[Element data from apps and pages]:
•••

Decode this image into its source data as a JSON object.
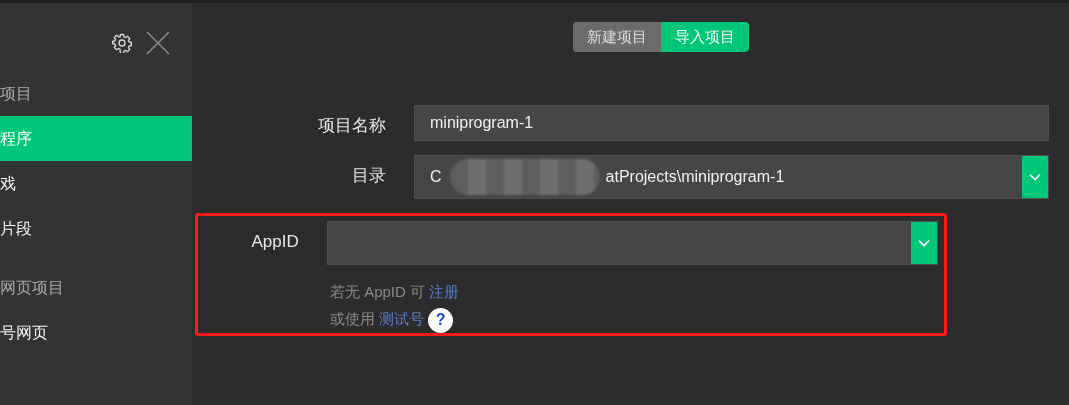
{
  "sidebar": {
    "items": [
      {
        "label": "项目",
        "kind": "heading",
        "selected": false
      },
      {
        "label": "程序",
        "kind": "item",
        "selected": true
      },
      {
        "label": "戏",
        "kind": "item",
        "selected": false
      },
      {
        "label": "片段",
        "kind": "item",
        "selected": false
      },
      {
        "label": "网页项目",
        "kind": "heading",
        "selected": false
      },
      {
        "label": "号网页",
        "kind": "item",
        "selected": false
      }
    ]
  },
  "mode_tabs": [
    {
      "label": "新建项目",
      "selected": false
    },
    {
      "label": "导入项目",
      "selected": true
    }
  ],
  "form": {
    "fields": [
      {
        "label": "项目名称",
        "kind": "text",
        "value_parts": [
          "miniprogram-1"
        ]
      },
      {
        "label": "目录",
        "kind": "select",
        "value_parts": [
          "C",
          "atProjects\\miniprogram-1"
        ],
        "redacted": true
      },
      {
        "label": "AppID",
        "kind": "select",
        "highlighted": true,
        "hints": [
          {
            "text": "若无 AppID 可",
            "link": "注册"
          },
          {
            "text": "或使用",
            "link": "测试号",
            "help": "?"
          }
        ]
      }
    ]
  }
}
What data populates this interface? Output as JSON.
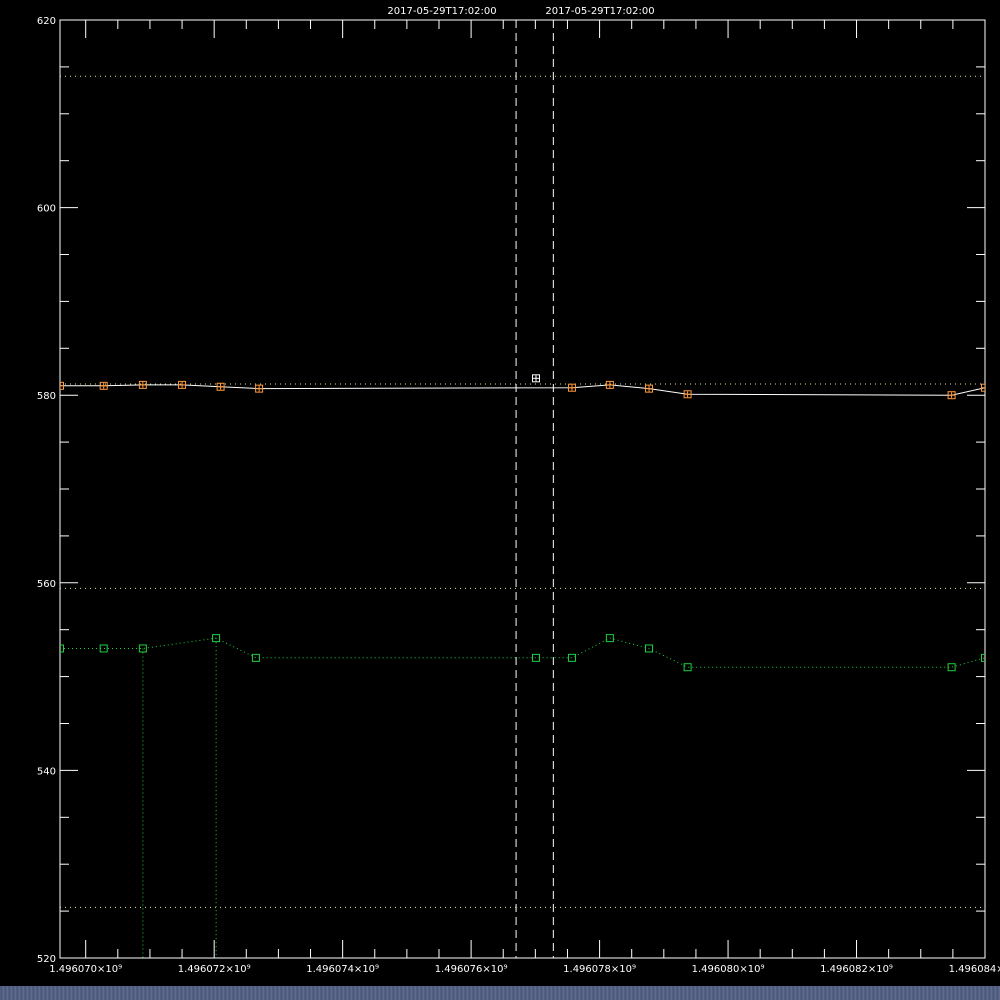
{
  "header": {
    "time_left": "2017-05-29T17:02:00",
    "time_right": "2017-05-29T17:02:00"
  },
  "chart_data": {
    "type": "line",
    "title": "",
    "xlabel": "",
    "ylabel": "",
    "xlim": [
      1496069600,
      1496084000
    ],
    "ylim": [
      520,
      620
    ],
    "x_tick_values": [
      1496070000,
      1496072000,
      1496074000,
      1496076000,
      1496078000,
      1496080000,
      1496082000,
      1496084000
    ],
    "x_tick_labels": [
      "1.496070×10⁹",
      "1.496072×10⁹",
      "1.496074×10⁹",
      "1.496076×10⁹",
      "1.496078×10⁹",
      "1.496080×10⁹",
      "1.496082×10⁹",
      "1.496084×10⁹"
    ],
    "y_tick_values": [
      520,
      540,
      560,
      580,
      600,
      620
    ],
    "y_tick_labels": [
      "520",
      "540",
      "560",
      "580",
      "600",
      "620"
    ],
    "y_minor_step": 5,
    "grid": false,
    "vertical_markers": [
      1496076700,
      1496077280
    ],
    "reference_lines": [
      {
        "y": 614.0,
        "color": "#d8e8a0"
      },
      {
        "y": 581.2,
        "color": "#d8e8a0"
      },
      {
        "y": 559.4,
        "color": "#d8e8a0"
      },
      {
        "y": 525.4,
        "color": "#d8e8a0"
      }
    ],
    "series": [
      {
        "color": "#ffffff",
        "marker_color": "#ff9a3c",
        "line_style": "solid",
        "x": [
          1496069600,
          1496070280,
          1496070890,
          1496071500,
          1496072100,
          1496072700,
          1496077570,
          1496078160,
          1496078770,
          1496079370,
          1496083480,
          1496084000
        ],
        "y": [
          581.0,
          581.0,
          581.1,
          581.1,
          580.9,
          580.7,
          580.8,
          581.1,
          580.7,
          580.1,
          580.0,
          580.8
        ]
      },
      {
        "color": "#20d040",
        "marker_color": "#20d040",
        "line_style": "dotted",
        "x": [
          1496069600,
          1496070280,
          1496070890,
          1496072030,
          1496072650,
          1496077010,
          1496077570,
          1496078160,
          1496078770,
          1496079370,
          1496083480,
          1496084000
        ],
        "y": [
          553.0,
          553.0,
          553.0,
          554.1,
          552.0,
          552.0,
          552.0,
          554.1,
          553.0,
          551.0,
          551.0,
          552.0
        ]
      }
    ],
    "highlight_point": {
      "x": 1496077010,
      "y": 581.8,
      "color": "#ffffff"
    },
    "drops": [
      {
        "x": 1496070890,
        "from_y": 553.0
      },
      {
        "x": 1496072030,
        "from_y": 554.1
      }
    ]
  }
}
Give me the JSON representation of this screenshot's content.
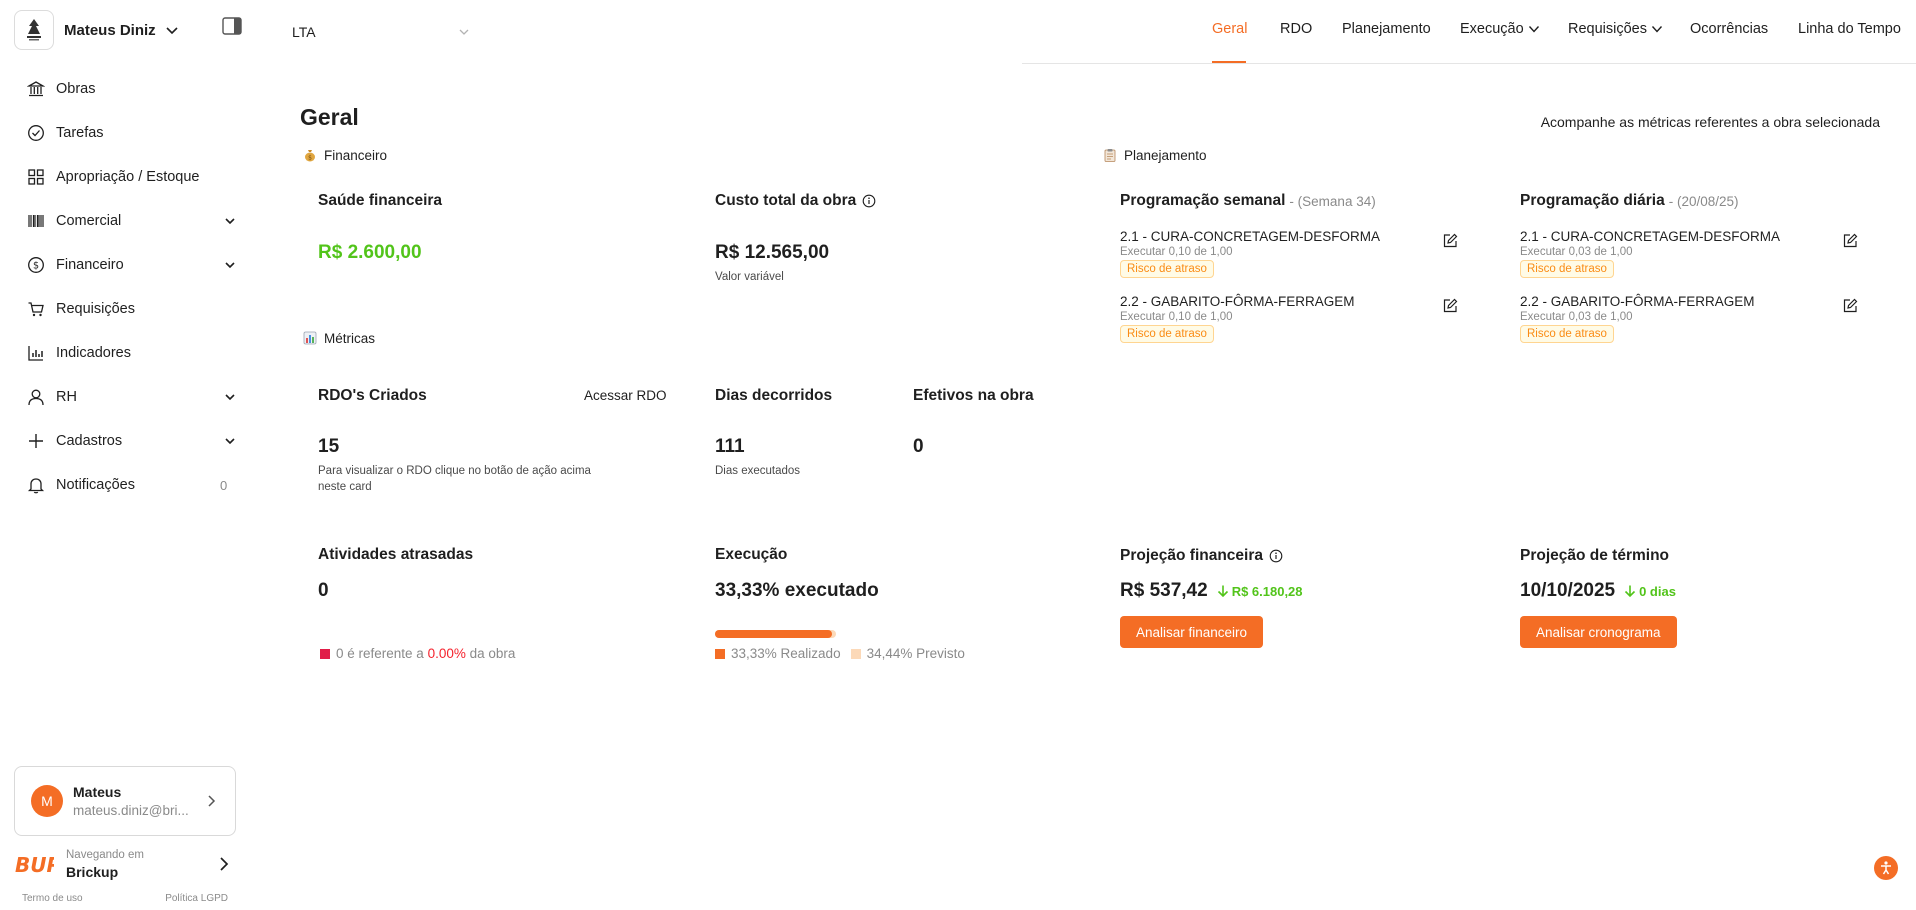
{
  "sidebar": {
    "brand_name": "Mateus Diniz",
    "items": [
      {
        "label": "Obras",
        "icon": "bank-icon",
        "has_chevron": false
      },
      {
        "label": "Tarefas",
        "icon": "check-circle-icon",
        "has_chevron": false
      },
      {
        "label": "Apropriação / Estoque",
        "icon": "grid-icon",
        "has_chevron": false
      },
      {
        "label": "Comercial",
        "icon": "barcode-icon",
        "has_chevron": true
      },
      {
        "label": "Financeiro",
        "icon": "dollar-circle-icon",
        "has_chevron": true
      },
      {
        "label": "Requisições",
        "icon": "cart-icon",
        "has_chevron": false
      },
      {
        "label": "Indicadores",
        "icon": "bar-chart-icon",
        "has_chevron": false
      },
      {
        "label": "RH",
        "icon": "user-icon",
        "has_chevron": true
      },
      {
        "label": "Cadastros",
        "icon": "plus-icon",
        "has_chevron": true
      },
      {
        "label": "Notificações",
        "icon": "bell-icon",
        "has_chevron": false,
        "count": "0"
      }
    ],
    "user": {
      "initial": "M",
      "name": "Mateus",
      "email": "mateus.diniz@bri..."
    },
    "org": {
      "caption": "Navegando em",
      "name": "Brickup"
    },
    "footer": {
      "terms": "Termo de uso",
      "privacy": "Política LGPD"
    }
  },
  "topbar": {
    "project": "LTA",
    "tabs": [
      {
        "label": "Geral",
        "active": true,
        "dropdown": false
      },
      {
        "label": "RDO",
        "active": false,
        "dropdown": false
      },
      {
        "label": "Planejamento",
        "active": false,
        "dropdown": false
      },
      {
        "label": "Execução",
        "active": false,
        "dropdown": true
      },
      {
        "label": "Requisições",
        "active": false,
        "dropdown": true
      },
      {
        "label": "Ocorrências",
        "active": false,
        "dropdown": false
      },
      {
        "label": "Linha do Tempo",
        "active": false,
        "dropdown": false
      }
    ]
  },
  "main": {
    "title": "Geral",
    "subtitle": "Acompanhe as métricas referentes a obra selecionada",
    "sections": {
      "financeiro": "Financeiro",
      "metricas": "Métricas",
      "planejamento": "Planejamento"
    },
    "saude": {
      "title": "Saúde financeira",
      "value": "R$ 2.600,00"
    },
    "custo": {
      "title": "Custo total da obra",
      "value": "R$ 12.565,00",
      "note": "Valor variável"
    },
    "rdo": {
      "title": "RDO's Criados",
      "action": "Acessar RDO",
      "value": "15",
      "note": "Para visualizar o RDO clique no botão de ação acima neste card"
    },
    "dias": {
      "title": "Dias decorridos",
      "value": "111",
      "note": "Dias executados"
    },
    "efetivos": {
      "title": "Efetivos na obra",
      "value": "0"
    },
    "atrasadas": {
      "title": "Atividades atrasadas",
      "value": "0",
      "legend_prefix": "0 é referente a",
      "legend_pct": "0.00%",
      "legend_suffix": "da obra"
    },
    "execucao": {
      "title": "Execução",
      "value": "33,33% executado",
      "progress": 0.3333,
      "planned": 0.3444,
      "realizado": "33,33% Realizado",
      "previsto": "34,44% Previsto"
    },
    "semanal": {
      "title": "Programação semanal",
      "period": "- (Semana 34)",
      "tasks": [
        {
          "title": "2.1 - CURA-CONCRETAGEM-DESFORMA",
          "sub": "Executar 0,10 de 1,00",
          "badge": "Risco de atraso"
        },
        {
          "title": "2.2 - GABARITO-FÔRMA-FERRAGEM",
          "sub": "Executar 0,10 de 1,00",
          "badge": "Risco de atraso"
        }
      ]
    },
    "diaria": {
      "title": "Programação diária",
      "period": "- (20/08/25)",
      "tasks": [
        {
          "title": "2.1 - CURA-CONCRETAGEM-DESFORMA",
          "sub": "Executar 0,03 de 1,00",
          "badge": "Risco de atraso"
        },
        {
          "title": "2.2 - GABARITO-FÔRMA-FERRAGEM",
          "sub": "Executar 0,03 de 1,00",
          "badge": "Risco de atraso"
        }
      ]
    },
    "projecao_fin": {
      "title": "Projeção financeira",
      "value": "R$ 537,42",
      "delta": "R$ 6.180,28",
      "button": "Analisar financeiro"
    },
    "projecao_ter": {
      "title": "Projeção de término",
      "value": "10/10/2025",
      "delta": "0 dias",
      "button": "Analisar cronograma"
    }
  },
  "colors": {
    "accent": "#f46d25",
    "positive": "#52c41a",
    "danger": "#f5222d",
    "warning": "#fa8c16"
  }
}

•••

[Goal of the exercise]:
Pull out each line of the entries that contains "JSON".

[Answer area]:
Decode this image into its source data as a JSON object.
What data populates this interface? Output as JSON.
Give me the JSON representation of this screenshot's content.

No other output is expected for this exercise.